If I am in a room with an academic law librarian for more than five minutes, I almost always get some form of this question:
What are the tech skills I should be teaching law students to better prepare them for working in the ‘real world?’
My answer is a pretty standard one. “Make sure they know the basics… then we can teach them the unique skills needed for our particular firm.” The same question came up last Friday when I was on the Law Librarians Conversation podcast with Rich Leiter, Roger Skalbeck, Elizabeth Farrell, Ken Hirsh, Darin Fox, and Michael Robak. Knowing the cool stuff is secondary to knowing the basics.
What are the basics?
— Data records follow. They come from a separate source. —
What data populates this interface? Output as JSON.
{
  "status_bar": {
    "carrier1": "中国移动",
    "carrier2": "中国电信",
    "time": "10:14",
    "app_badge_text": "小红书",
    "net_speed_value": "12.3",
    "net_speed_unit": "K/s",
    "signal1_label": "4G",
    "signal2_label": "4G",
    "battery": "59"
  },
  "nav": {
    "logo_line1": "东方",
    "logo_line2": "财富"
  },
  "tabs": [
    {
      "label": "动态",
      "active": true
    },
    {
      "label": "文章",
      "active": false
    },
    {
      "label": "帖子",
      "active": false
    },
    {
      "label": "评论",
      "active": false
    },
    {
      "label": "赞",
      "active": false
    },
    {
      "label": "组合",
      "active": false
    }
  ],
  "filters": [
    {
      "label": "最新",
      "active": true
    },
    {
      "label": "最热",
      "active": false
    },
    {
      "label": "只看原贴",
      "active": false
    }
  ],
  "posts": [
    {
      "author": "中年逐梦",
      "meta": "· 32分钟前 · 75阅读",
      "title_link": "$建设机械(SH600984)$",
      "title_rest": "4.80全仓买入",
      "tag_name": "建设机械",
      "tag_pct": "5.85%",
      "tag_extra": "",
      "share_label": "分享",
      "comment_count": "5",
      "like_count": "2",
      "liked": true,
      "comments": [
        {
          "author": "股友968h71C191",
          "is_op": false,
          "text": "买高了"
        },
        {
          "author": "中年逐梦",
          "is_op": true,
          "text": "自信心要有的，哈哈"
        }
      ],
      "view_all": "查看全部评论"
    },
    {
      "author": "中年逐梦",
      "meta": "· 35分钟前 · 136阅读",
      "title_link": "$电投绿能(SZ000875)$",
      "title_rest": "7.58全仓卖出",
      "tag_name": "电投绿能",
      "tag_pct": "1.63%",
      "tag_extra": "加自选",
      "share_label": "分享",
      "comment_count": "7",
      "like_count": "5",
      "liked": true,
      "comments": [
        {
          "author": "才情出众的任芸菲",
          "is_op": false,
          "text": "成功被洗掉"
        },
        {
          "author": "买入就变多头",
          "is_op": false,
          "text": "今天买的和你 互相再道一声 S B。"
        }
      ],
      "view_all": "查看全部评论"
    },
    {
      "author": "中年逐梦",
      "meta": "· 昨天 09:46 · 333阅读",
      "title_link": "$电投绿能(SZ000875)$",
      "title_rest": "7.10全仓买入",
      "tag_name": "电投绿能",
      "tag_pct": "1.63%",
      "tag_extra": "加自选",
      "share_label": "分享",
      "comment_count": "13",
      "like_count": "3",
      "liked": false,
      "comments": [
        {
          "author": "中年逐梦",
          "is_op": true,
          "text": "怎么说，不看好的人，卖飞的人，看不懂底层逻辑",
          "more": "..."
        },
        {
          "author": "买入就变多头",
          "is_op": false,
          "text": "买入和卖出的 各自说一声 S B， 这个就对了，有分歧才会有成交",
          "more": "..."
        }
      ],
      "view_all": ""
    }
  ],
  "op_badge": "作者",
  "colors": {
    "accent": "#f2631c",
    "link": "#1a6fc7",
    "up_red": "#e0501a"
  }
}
My guess is that you already know (especially if you’ve read any of my co-geek, Casey Flaherty, posts.)
- MS Word – especially style sheets and any basic tasks that are automated rather than manual.
- MS Excel – with some basic understandings of formulas, especially simple math formulas, sorting and filtering.
- Adobe PDF – Focus on how to effectively use PDF and exporting from other programs like Word.
- MS PowerPoint – pretty much Google “Death by PowerPoint” and learn the what not to do lessons.
- MS Outlook – learn rules and foldering. Once you’re at your firm, learn how Outlook interacts with your document management system (DMS) and be an avid filer and rule follower for the DMS standards of your firm.
- Accept/Turn-off track changes.
- Cut & Paste.
- Replace text.
- Format font and paragraph.
- Fix footers.
- Insert hyperlink.
- Apply/Modify style.
- Insert/Update cross-references.
- Insert page break.
- Insert non-breaking space.
- Clean document properties.
- Create comparison document (i.e., a redline).